SECTIONS Search E-edition Home Customer Service Mobile & Apps Newsletters Archives News All News Local News Local Traffic Cam State News Business Education NIE Crime More News Andrew Dys Nation/World Politics/Government Weird News Databases Down Home Magazine Physicians Directory Fort Mill Times Fort Mill Times Fort Mill Times Sports Submit a News Tip Submit a Letter to the Editor Sports All Sports Panthers College Winthrop High School High School Football Auto Racing Politics Politics Elections Obituaries Opinion All Opinion Editorial Letters to the Editor Submit a Letter To the Contrary James Werrell Palmetto Opinion Living All Living Community Weddings Engagements Anniversaries Births Religion Family Home & Garden Entertainment Entertainment All … [Read more...] about How often do SC’s voting machines mess up? New election report details count problems
New credit reporting rules
Consumers affected by Equifax’s huge data breach in 2017 may need to re-establish protections on their credit report if they “locked” their files as part of the company’s free credit-monitoring offer. People who accepted Equifax’s offer after the breach have been notified that the free service, TrustedID Premier, will expire at the end of January. If subscribers locked their Equifax credit files using the service to prevent the opening of fraudulent accounts, the locks will automatically lift when TrustedID expires, according to Equifax. The locks will also end if, before Jan. 31, the consumer enrolls in a similar service that breach victims are being offered as an alternative. The upshot? Consumers who want to keep the lock on their Equifax credit files have to use a different product — like the company’s free “lock & alert” service, the company suggests. Perplexed? You’re not alone. Several people contacted The New York … [Read more...] about As year of free credit-report monitoring from Equifax ends, here’s what to do

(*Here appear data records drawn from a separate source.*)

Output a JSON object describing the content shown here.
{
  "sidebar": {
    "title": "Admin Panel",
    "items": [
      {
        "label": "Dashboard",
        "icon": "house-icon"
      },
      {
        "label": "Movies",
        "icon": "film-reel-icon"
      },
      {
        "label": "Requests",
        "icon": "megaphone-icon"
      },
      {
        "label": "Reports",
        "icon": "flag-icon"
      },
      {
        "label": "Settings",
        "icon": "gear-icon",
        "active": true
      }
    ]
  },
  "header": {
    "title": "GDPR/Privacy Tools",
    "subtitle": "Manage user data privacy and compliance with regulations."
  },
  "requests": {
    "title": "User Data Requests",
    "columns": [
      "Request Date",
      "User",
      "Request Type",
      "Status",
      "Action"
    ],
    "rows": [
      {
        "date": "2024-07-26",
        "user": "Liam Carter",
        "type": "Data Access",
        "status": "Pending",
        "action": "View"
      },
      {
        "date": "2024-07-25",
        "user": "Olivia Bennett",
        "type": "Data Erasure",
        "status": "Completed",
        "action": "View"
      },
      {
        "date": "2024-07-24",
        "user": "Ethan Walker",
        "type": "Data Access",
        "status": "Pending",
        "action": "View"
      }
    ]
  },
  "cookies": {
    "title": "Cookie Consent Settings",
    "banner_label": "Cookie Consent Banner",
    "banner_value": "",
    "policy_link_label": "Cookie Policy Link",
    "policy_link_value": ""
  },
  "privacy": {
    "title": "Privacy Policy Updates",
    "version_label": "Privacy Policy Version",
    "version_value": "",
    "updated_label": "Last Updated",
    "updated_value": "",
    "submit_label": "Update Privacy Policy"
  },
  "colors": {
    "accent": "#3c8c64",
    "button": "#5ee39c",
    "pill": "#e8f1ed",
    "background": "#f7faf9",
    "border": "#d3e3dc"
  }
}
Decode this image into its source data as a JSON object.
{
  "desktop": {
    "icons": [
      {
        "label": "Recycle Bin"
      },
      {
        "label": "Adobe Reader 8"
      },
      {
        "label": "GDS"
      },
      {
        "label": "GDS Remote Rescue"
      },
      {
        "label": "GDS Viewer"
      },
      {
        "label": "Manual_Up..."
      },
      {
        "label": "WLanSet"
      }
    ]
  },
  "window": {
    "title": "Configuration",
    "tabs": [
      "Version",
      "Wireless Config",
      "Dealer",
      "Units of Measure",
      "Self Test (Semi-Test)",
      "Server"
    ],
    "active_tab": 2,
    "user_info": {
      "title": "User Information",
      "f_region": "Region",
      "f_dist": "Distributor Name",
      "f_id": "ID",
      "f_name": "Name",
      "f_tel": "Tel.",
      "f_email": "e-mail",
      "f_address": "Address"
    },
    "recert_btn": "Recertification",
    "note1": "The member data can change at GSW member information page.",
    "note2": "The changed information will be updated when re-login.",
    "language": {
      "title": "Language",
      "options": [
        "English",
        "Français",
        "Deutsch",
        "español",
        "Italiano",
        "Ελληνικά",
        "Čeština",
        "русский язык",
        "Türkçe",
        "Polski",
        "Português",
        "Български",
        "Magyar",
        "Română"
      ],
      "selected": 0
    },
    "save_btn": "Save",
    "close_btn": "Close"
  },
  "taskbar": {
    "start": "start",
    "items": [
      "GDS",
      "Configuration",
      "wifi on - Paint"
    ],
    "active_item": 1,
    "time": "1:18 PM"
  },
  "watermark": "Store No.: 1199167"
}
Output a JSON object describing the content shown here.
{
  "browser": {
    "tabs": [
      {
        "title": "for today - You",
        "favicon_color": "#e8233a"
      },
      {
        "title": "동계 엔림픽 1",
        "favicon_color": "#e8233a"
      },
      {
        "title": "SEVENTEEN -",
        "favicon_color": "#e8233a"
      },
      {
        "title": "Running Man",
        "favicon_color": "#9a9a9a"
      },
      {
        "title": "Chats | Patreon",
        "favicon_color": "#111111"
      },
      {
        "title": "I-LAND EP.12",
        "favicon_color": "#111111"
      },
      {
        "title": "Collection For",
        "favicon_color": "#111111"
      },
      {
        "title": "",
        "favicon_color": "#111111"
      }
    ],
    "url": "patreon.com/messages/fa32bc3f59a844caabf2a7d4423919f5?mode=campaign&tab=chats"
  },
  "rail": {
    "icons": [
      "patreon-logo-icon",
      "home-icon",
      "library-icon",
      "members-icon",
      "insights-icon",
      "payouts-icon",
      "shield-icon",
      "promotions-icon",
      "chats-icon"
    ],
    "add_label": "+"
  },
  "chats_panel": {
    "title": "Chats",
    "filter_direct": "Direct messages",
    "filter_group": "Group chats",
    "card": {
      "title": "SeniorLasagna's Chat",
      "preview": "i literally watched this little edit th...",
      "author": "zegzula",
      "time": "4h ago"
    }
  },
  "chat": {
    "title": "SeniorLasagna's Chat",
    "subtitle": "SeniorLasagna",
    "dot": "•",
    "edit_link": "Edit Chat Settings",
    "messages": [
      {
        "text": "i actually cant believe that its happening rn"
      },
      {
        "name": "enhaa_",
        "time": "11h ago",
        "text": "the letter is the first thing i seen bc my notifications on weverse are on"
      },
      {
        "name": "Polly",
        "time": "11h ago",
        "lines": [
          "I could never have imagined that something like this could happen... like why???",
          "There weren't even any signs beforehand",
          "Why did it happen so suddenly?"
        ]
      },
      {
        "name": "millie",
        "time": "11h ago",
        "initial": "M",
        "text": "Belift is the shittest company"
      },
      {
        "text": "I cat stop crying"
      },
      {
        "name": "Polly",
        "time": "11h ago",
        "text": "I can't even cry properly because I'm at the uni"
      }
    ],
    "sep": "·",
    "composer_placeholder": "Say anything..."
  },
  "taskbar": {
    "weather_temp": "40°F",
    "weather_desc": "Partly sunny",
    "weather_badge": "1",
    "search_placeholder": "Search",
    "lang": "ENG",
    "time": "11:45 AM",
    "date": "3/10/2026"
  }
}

Q. Please help me understand the new rules and regulations about "Freezing" my credit reports? A. Identity theft can happen to anyone, but consumers now have a new free tool to help protect themselves against scammers who would steal their financial information. The three nationwide credit reporting agencies in the U.S. (Experian, Equifax, and TransUnion) are required by a new law to allow consumers to "freeze" and "thaw" their credit report for free. The new law, called The Economic Growth, Regulatory Relief, and Consumer Protection Act, went into effect September 21, 2018. This law does many things but the one most consequential to most consumers is that it changes the rules regarding credit freezes. Until today, freezing your credit was governed by your state's laws. Some states prohibited the credit reporting agencies from charging fees, but other states allowed fees. Credit freezes also have to be placed and lifted at each agency individually, and the process can be cumbersome and … [Read more...] about Business Bulletin: How to ‘freeze’ your credit report
Russ Wiles The Republic | azcentral.com Published 1:00 p.m. UTC Jun 3, 2018 Most Americans are finished with income taxes for the year, having completed and filed their returns under the old rules. But now, a bunch of new rules have taken effect, thanks to the reform legislation enacted late last year. Affected taxpayers would be wise to brush up on the details, as several key provisions already have become sources of potential confusion. According to one survey released in April, 13 percent of consumers hadn't even heard of tax reform, and others were confused about the impact of key provisions — all of which make it harder to plan ahead. Here are some of the myths and misconceptions of tax reform to which experts are pointing: 1. Myth: Tax reform will make filing returns a lot easier Simplification was a major goal of tax reformers, and the new rules will make things easier for some filers. In particular, an estimated one in … [Read more...] about 5 myths and misconceptions about new income-tax rules
A new credit reporting agency is changing the rules on credit scores, but not necessarily in everyone’s favor. A Los Angeles man said he was turned down for a car loan despite having a high credit score from the three traditional credit bureaus. Bobby Torrence takes his finances seriously. “I wanted to eliminate debt. Whenever I get credit cards that come in, I pay them off in three to four months’ time,” Torrence said. #MeToo Leaders: Cosby's Conviction Will Bolster the Movement His credit score is above 800, which is considered excellent by the traditional credit bureaus, Experian, Equifax and TransUnion. So when Torrence bought a new car, he thought getting a loan would be easy. He was wrong. “They said that I was denied because of this new credit reporting agency,” Torrence said. William, Kate Reveal the Name of the New Royal Baby That credit agency, SageStream, gave Torrence a credit score of 631. That’s considered poor … [Read more...] about Turned Down for a Loan? Could A New Credit Bureau Be To Blame?